"Those of us who support Hillary Clinton for president do so with the knowledge that she, just like us, has dedicated her life to improving the standard of living for others, and she has worked to make our Party the strong force that it is today. Her values are our Party’s values. Her record of fiscal prudence is matched by her commitment to social responsibility. Her accomplishments in the area of strengthening America’s security are a matter of public record.
Hillary has run one of the most formidable campaigns in the history of our Party. Her wins this primary season are significant – Arizona, Arkansas, California, Florida, Massachusetts, Michigan, Nevada, New Hampshire, New Jersey, New Mexico, New York, Ohio, Oklahoma, Pennsylvania, Rhode Island, Tennessee, Texas. Her base of support includes women, Hispanics, seniors, Catholics, middle and low income Americans, and rural, suburban and urban voters. That’s a formidable coalition tailor-made for victory in a November general election."AAPP: You notice any groups missing from the statement above? Ooops Black folks...
I guess black voters are not important to the Democrats? - For that matter to Hillary Clinton. Did you notice her base of support is not African Americans vs Baracks base of support in many states, has been broad, and includes, blacks, women, latinos, seniors, Catholics, middle and low income Americans, and rural, suburban and urban voters.

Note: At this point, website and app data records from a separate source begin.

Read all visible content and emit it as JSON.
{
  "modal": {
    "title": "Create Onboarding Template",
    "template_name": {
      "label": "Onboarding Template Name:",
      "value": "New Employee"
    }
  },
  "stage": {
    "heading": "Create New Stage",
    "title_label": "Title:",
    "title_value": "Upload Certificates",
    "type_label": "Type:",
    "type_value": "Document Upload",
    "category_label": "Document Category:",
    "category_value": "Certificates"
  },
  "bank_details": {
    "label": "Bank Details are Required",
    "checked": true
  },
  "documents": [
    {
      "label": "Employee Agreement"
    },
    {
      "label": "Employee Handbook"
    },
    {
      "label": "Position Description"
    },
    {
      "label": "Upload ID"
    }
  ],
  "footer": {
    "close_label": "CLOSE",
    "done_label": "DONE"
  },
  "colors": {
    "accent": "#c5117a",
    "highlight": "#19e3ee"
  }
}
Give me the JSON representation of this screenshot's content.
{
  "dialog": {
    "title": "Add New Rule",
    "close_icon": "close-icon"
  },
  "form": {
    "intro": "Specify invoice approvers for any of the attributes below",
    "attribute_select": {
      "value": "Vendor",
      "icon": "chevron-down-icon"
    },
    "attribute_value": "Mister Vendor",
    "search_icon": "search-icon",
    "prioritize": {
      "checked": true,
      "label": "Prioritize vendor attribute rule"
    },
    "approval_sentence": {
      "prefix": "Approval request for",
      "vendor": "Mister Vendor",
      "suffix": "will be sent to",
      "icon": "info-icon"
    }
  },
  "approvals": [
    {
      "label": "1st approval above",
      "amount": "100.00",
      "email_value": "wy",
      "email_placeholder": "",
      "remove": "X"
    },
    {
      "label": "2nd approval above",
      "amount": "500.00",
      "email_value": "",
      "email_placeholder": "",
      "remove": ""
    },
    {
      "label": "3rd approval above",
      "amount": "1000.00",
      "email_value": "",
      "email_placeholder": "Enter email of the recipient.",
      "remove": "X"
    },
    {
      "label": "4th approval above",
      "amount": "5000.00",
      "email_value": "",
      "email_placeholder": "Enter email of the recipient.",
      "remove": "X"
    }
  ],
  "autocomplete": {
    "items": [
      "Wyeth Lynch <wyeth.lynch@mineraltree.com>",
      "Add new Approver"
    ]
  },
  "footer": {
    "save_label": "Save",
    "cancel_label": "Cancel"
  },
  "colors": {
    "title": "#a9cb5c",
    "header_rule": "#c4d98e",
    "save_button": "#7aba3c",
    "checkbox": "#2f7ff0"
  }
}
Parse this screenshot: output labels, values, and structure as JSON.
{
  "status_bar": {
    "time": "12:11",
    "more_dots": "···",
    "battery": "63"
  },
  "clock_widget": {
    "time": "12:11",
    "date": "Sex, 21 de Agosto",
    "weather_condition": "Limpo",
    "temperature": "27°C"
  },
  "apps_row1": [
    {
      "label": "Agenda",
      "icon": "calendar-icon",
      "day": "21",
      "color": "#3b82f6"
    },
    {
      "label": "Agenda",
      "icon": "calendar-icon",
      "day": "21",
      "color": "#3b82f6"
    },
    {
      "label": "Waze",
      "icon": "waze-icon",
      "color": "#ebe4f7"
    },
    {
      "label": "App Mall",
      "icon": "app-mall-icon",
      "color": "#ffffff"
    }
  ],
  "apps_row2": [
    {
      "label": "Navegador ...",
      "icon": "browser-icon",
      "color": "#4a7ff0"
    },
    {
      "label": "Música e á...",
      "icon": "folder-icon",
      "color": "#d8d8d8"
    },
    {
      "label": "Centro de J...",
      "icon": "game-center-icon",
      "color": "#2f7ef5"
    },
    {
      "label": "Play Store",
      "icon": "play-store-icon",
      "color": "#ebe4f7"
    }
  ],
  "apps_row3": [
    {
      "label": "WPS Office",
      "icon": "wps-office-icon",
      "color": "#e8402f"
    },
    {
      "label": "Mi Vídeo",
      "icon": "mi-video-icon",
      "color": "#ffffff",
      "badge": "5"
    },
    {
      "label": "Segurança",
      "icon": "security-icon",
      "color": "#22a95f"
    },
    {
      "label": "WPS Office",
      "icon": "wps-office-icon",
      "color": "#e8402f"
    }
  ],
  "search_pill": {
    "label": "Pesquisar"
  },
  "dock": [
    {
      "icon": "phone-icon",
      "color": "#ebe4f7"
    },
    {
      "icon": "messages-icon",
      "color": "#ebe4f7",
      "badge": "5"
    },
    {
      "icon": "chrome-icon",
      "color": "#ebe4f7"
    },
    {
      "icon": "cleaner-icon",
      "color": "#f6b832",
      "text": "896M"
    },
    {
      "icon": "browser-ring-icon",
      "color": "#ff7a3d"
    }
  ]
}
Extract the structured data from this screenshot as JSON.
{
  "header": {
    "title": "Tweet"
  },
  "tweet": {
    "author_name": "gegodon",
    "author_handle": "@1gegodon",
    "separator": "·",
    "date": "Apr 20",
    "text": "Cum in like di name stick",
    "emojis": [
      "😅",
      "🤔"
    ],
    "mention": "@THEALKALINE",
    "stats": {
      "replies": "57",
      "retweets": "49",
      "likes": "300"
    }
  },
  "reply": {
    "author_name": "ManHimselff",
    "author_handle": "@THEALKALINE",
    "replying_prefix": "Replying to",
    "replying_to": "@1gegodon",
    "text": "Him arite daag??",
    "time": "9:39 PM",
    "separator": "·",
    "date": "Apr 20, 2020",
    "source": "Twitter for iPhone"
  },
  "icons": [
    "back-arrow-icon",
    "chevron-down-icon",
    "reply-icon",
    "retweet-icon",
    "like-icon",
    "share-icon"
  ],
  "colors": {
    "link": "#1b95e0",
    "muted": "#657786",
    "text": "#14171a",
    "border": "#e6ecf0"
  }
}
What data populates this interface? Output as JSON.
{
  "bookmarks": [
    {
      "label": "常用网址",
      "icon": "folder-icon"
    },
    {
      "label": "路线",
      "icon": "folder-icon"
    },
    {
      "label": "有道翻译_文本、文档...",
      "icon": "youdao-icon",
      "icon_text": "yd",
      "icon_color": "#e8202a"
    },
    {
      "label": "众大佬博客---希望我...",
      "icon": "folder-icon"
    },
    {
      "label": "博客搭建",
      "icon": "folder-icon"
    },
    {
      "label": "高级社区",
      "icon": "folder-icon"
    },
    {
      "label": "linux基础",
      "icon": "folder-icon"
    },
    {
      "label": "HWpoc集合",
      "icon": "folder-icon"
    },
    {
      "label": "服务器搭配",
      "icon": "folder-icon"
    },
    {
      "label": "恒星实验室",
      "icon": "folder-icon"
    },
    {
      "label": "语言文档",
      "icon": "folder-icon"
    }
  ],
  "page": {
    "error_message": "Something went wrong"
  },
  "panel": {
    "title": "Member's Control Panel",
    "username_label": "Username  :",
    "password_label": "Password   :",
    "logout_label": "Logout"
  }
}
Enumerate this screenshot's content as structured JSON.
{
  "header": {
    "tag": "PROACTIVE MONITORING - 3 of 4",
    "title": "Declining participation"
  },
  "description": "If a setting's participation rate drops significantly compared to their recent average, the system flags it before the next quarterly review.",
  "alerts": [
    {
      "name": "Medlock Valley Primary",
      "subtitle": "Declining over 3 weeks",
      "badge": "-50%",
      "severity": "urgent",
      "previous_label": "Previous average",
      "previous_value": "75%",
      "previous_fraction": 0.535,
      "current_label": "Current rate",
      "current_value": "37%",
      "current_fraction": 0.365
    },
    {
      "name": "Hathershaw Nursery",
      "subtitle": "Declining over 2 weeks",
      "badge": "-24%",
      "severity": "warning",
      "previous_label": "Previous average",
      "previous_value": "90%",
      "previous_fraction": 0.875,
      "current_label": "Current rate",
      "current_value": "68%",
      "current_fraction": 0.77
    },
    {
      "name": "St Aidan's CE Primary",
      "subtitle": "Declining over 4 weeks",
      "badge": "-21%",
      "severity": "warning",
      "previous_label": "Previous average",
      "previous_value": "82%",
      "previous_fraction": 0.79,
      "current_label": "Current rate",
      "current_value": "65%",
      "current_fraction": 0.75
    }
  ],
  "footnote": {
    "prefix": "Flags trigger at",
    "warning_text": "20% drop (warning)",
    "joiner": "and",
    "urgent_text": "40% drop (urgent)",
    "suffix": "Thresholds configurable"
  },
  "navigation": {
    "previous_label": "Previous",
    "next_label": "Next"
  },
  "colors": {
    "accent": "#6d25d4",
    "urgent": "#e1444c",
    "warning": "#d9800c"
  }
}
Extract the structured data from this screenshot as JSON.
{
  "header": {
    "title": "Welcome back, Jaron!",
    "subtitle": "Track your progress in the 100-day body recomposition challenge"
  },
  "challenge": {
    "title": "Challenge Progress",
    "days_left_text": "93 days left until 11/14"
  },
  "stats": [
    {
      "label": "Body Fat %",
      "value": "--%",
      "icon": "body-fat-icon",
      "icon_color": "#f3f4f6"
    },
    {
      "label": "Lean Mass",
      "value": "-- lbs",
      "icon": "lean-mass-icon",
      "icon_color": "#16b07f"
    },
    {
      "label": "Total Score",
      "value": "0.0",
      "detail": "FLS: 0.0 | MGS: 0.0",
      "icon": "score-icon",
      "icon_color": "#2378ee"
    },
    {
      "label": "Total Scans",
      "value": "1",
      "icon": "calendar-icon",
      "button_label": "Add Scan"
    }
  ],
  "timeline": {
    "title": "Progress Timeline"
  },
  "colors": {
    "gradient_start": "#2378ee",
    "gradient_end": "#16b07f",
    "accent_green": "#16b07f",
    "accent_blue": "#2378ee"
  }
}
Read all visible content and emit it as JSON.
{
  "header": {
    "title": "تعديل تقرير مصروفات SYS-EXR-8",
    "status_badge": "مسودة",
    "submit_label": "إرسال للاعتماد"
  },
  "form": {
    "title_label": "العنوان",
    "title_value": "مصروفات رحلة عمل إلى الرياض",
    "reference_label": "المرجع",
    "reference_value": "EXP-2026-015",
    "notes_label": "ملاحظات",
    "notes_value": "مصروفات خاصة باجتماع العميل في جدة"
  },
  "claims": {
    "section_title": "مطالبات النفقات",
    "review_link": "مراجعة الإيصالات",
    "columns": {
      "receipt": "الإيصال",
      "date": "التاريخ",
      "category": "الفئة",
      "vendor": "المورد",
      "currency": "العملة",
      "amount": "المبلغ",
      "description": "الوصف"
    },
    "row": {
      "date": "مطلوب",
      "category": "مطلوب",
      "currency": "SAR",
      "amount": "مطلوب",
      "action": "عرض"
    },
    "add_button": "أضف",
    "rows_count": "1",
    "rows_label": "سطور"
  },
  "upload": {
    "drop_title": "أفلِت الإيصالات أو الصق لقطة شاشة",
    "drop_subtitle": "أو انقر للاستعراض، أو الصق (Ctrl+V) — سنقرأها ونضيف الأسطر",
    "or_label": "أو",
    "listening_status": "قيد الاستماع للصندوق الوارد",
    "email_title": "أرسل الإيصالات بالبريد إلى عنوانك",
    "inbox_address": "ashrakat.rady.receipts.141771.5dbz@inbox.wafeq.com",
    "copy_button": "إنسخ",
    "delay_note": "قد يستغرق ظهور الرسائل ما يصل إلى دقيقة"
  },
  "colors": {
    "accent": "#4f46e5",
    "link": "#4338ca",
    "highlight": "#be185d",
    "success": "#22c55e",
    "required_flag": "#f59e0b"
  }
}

What are your thoughts? Is it a divided Democratic Party? Or should we all sit back and let Superdelegates do what Earl Ofari Hutchinson and other Clinton supporter types, would have us do. I guess my good brother Earl Ofari Hutchinson would have the Color of Change and his hundreds of thousands of members to "sit on the back of the bus like good negroes, and not engage in the Democratic process of discussion and debate."